▶

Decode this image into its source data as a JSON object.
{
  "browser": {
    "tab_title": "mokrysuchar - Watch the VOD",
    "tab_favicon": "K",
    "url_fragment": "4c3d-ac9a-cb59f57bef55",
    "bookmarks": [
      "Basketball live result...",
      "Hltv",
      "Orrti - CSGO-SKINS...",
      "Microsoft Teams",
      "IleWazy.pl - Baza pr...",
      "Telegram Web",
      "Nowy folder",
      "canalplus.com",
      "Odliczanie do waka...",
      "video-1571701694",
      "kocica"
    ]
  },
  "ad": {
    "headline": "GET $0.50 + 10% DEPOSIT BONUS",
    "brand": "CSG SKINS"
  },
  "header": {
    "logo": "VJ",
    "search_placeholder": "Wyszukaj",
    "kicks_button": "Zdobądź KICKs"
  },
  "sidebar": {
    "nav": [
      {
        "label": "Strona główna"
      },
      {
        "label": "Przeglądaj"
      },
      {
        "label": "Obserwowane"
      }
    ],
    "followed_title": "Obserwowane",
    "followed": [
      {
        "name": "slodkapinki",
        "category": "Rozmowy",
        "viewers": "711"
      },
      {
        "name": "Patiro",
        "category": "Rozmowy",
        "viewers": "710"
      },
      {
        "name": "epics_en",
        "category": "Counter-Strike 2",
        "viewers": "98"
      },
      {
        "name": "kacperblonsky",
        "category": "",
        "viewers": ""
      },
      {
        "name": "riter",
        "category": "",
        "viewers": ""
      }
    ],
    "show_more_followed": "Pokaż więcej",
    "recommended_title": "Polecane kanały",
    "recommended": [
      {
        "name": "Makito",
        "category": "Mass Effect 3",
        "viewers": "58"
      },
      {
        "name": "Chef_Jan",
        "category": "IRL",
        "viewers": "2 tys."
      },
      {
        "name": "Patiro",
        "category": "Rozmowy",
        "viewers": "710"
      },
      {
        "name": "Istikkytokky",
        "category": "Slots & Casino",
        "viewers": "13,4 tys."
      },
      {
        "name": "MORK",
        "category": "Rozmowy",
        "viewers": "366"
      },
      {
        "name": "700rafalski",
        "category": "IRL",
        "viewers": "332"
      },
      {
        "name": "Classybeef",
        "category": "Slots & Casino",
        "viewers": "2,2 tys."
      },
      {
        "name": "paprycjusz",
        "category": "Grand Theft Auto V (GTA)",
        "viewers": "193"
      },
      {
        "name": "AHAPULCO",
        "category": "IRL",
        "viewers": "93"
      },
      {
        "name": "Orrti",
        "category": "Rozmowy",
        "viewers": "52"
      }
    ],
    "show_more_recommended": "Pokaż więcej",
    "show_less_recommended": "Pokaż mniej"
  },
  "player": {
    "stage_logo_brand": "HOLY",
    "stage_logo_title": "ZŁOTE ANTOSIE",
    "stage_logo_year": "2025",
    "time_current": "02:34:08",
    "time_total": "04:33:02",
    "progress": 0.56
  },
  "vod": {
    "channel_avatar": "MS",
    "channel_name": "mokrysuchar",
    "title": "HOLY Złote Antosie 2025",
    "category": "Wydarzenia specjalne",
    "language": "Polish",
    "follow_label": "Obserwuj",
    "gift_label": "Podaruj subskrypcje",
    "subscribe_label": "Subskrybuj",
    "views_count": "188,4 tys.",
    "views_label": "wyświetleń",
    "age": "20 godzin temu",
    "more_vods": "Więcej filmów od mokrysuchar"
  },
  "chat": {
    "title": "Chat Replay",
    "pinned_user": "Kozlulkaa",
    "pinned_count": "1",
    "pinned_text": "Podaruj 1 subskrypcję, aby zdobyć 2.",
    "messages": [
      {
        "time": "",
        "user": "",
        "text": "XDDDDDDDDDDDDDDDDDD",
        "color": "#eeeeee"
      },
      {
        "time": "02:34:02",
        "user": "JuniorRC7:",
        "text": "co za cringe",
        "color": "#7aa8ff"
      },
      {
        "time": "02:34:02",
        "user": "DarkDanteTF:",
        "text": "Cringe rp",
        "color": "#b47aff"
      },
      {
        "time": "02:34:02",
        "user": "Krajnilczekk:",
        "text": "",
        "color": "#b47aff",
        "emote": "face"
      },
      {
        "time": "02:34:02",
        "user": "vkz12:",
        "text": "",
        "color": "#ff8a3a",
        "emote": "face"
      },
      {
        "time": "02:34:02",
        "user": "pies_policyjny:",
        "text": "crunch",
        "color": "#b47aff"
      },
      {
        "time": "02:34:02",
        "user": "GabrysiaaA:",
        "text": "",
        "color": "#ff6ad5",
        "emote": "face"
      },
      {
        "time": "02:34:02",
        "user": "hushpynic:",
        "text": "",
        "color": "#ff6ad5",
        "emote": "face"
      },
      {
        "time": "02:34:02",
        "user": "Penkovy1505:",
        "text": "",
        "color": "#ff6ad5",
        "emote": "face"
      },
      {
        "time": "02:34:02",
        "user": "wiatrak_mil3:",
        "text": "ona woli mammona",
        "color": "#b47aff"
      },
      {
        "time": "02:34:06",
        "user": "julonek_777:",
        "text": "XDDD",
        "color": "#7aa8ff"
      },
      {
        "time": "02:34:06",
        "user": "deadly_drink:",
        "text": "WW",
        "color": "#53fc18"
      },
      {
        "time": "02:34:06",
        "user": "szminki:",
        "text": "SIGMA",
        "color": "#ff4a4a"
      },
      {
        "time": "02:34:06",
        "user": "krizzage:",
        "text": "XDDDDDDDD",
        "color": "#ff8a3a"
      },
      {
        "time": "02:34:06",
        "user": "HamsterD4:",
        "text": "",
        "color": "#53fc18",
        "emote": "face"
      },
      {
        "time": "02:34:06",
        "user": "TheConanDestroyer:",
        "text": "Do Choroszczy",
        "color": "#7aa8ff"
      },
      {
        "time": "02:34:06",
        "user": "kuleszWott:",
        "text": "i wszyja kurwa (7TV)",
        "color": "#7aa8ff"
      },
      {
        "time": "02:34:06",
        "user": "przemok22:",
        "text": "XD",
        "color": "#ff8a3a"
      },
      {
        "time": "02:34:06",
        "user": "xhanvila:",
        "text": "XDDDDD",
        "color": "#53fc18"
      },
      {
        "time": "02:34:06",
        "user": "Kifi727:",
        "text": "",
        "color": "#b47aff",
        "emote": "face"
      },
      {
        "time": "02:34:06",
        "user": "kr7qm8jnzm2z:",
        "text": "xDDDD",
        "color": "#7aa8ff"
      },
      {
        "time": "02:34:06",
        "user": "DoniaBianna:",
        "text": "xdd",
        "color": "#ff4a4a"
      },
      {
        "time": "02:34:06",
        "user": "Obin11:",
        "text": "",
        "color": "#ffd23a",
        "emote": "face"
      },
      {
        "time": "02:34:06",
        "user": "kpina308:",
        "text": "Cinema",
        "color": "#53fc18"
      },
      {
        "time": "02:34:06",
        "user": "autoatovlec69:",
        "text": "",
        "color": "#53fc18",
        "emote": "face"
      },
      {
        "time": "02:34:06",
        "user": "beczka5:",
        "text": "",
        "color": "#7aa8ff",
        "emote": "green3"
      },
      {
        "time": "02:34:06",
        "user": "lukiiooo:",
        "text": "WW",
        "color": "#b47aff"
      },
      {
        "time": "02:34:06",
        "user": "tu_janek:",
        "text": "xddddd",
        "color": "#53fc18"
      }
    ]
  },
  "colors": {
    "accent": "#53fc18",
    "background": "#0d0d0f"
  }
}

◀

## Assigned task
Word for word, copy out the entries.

## Problem solution
Decode this image into its source data as a JSON object.
{
  "browser": {
    "tab_title": "mokrysuchar - Watch the VOD",
    "tab_favicon": "K",
    "url_fragment": "4c3d-ac9a-cb59f57bef55",
    "bookmarks": [
      "Basketball live result...",
      "Hltv",
      "Orrti - CSGO-SKINS...",
      "Microsoft Teams",
      "IleWazy.pl - Baza pr...",
      "Telegram Web",
      "Nowy folder",
      "canalplus.com",
      "Odliczanie do waka...",
      "video-1571701694",
      "kocica"
    ]
  },
  "ad": {
    "headline": "GET $0.50 + 10% DEPOSIT BONUS",
    "brand": "CSG SKINS"
  },
  "header": {
    "logo": "VJ",
    "search_placeholder": "Wyszukaj",
    "kicks_button": "Zdobądź KICKs"
  },
  "sidebar": {
    "nav": [
      {
        "label": "Strona główna"
      },
      {
        "label": "Przeglądaj"
      },
      {
        "label": "Obserwowane"
      }
    ],
    "followed_title": "Obserwowane",
    "followed": [
      {
        "name": "slodkapinki",
        "category": "Rozmowy",
        "viewers": "711"
      },
      {
        "name": "Patiro",
        "category": "Rozmowy",
        "viewers": "710"
      },
      {
        "name": "epics_en",
        "category": "Counter-Strike 2",
        "viewers": "98"
      },
      {
        "name": "kacperblonsky",
        "category": "",
        "viewers": ""
      },
      {
        "name": "riter",
        "category": "",
        "viewers": ""
      }
    ],
    "show_more_followed": "Pokaż więcej",
    "recommended_title": "Polecane kanały",
    "recommended": [
      {
        "name": "Makito",
        "category": "Mass Effect 3",
        "viewers": "58"
      },
      {
        "name": "Chef_Jan",
        "category": "IRL",
        "viewers": "2 tys."
      },
      {
        "name": "Patiro",
        "category": "Rozmowy",
        "viewers": "710"
      },
      {
        "name": "Istikkytokky",
        "category": "Slots & Casino",
        "viewers": "13,4 tys."
      },
      {
        "name": "MORK",
        "category": "Rozmowy",
        "viewers": "366"
      },
      {
        "name": "700rafalski",
        "category": "IRL",
        "viewers": "332"
      },
      {
        "name": "Classybeef",
        "category": "Slots & Casino",
        "viewers": "2,2 tys."
      },
      {
        "name": "paprycjusz",
        "category": "Grand Theft Auto V (GTA)",
        "viewers": "193"
      },
      {
        "name": "AHAPULCO",
        "category": "IRL",
        "viewers": "93"
      },
      {
        "name": "Orrti",
        "category": "Rozmowy",
        "viewers": "52"
      }
    ],
    "show_more_recommended": "Pokaż więcej",
    "show_less_recommended": "Pokaż mniej"
  },
  "player": {
    "stage_logo_brand": "HOLY",
    "stage_logo_title": "ZŁOTE ANTOSIE",
    "stage_logo_year": "2025",
    "time_current": "02:34:08",
    "time_total": "04:33:02",
    "progress": 0.56
  },
  "vod": {
    "channel_avatar": "MS",
    "channel_name": "mokrysuchar",
    "title": "HOLY Złote Antosie 2025",
    "category": "Wydarzenia specjalne",
    "language": "Polish",
    "follow_label": "Obserwuj",
    "gift_label": "Podaruj subskrypcje",
    "subscribe_label": "Subskrybuj",
    "views_count": "188,4 tys.",
    "views_label": "wyświetleń",
    "age": "20 godzin temu",
    "more_vods": "Więcej filmów od mokrysuchar"
  },
  "chat": {
    "title": "Chat Replay",
    "pinned_user": "Kozlulkaa",
    "pinned_count": "1",
    "pinned_text": "Podaruj 1 subskrypcję, aby zdobyć 2.",
    "messages": [
      {
        "time": "",
        "user": "",
        "text": "XDDDDDDDDDDDDDDDDDD",
        "color": "#eeeeee"
      },
      {
        "time": "02:34:02",
        "user": "JuniorRC7:",
        "text": "co za cringe",
        "color": "#7aa8ff"
      },
      {
        "time": "02:34:02",
        "user": "DarkDanteTF:",
        "text": "Cringe rp",
        "color": "#b47aff"
      },
      {
        "time": "02:34:02",
        "user": "Krajnilczekk:",
        "text": "",
        "color": "#b47aff",
        "emote": "face"
      },
      {
        "time": "02:34:02",
        "user": "vkz12:",
        "text": "",
        "color": "#ff8a3a",
        "emote": "face"
      },
      {
        "time": "02:34:02",
        "user": "pies_policyjny:",
        "text": "crunch",
        "color": "#b47aff"
      },
      {
        "time": "02:34:02",
        "user": "GabrysiaaA:",
        "text": "",
        "color": "#ff6ad5",
        "emote": "face"
      },
      {
        "time": "02:34:02",
        "user": "hushpynic:",
        "text": "",
        "color": "#ff6ad5",
        "emote": "face"
      },
      {
        "time": "02:34:02",
        "user": "Penkovy1505:",
        "text": "",
        "color": "#ff6ad5",
        "emote": "face"
      },
      {
        "time": "02:34:02",
        "user": "wiatrak_mil3:",
        "text": "ona woli mammona",
        "color": "#b47aff"
      },
      {
        "time": "02:34:06",
        "user": "julonek_777:",
        "text": "XDDD",
        "color": "#7aa8ff"
      },
      {
        "time": "02:34:06",
        "user": "deadly_drink:",
        "text": "WW",
        "color": "#53fc18"
      },
      {
        "time": "02:34:06",
        "user": "szminki:",
        "text": "SIGMA",
        "color": "#ff4a4a"
      },
      {
        "time": "02:34:06",
        "user": "krizzage:",
        "text": "XDDDDDDDD",
        "color": "#ff8a3a"
      },
      {
        "time": "02:34:06",
        "user": "HamsterD4:",
        "text": "",
        "color": "#53fc18",
        "emote": "face"
      },
      {
        "time": "02:34:06",
        "user": "TheConanDestroyer:",
        "text": "Do Choroszczy",
        "color": "#7aa8ff"
      },
      {
        "time": "02:34:06",
        "user": "kuleszWott:",
        "text": "i wszyja kurwa (7TV)",
        "color": "#7aa8ff"
      },
      {
        "time": "02:34:06",
        "user": "przemok22:",
        "text": "XD",
        "color": "#ff8a3a"
      },
      {
        "time": "02:34:06",
        "user": "xhanvila:",
        "text": "XDDDDD",
        "color": "#53fc18"
      },
      {
        "time": "02:34:06",
        "user": "Kifi727:",
        "text": "",
        "color": "#b47aff",
        "emote": "face"
      },
      {
        "time": "02:34:06",
        "user": "kr7qm8jnzm2z:",
        "text": "xDDDD",
        "color": "#7aa8ff"
      },
      {
        "time": "02:34:06",
        "user": "DoniaBianna:",
        "text": "xdd",
        "color": "#ff4a4a"
      },
      {
        "time": "02:34:06",
        "user": "Obin11:",
        "text": "",
        "color": "#ffd23a",
        "emote": "face"
      },
      {
        "time": "02:34:06",
        "user": "kpina308:",
        "text": "Cinema",
        "color": "#53fc18"
      },
      {
        "time": "02:34:06",
        "user": "autoatovlec69:",
        "text": "",
        "color": "#53fc18",
        "emote": "face"
      },
      {
        "time": "02:34:06",
        "user": "beczka5:",
        "text": "",
        "color": "#7aa8ff",
        "emote": "green3"
      },
      {
        "time": "02:34:06",
        "user": "lukiiooo:",
        "text": "WW",
        "color": "#b47aff"
      },
      {
        "time": "02:34:06",
        "user": "tu_janek:",
        "text": "xddddd",
        "color": "#53fc18"
      }
    ]
  },
  "colors": {
    "accent": "#53fc18",
    "background": "#0d0d0f"
  }
}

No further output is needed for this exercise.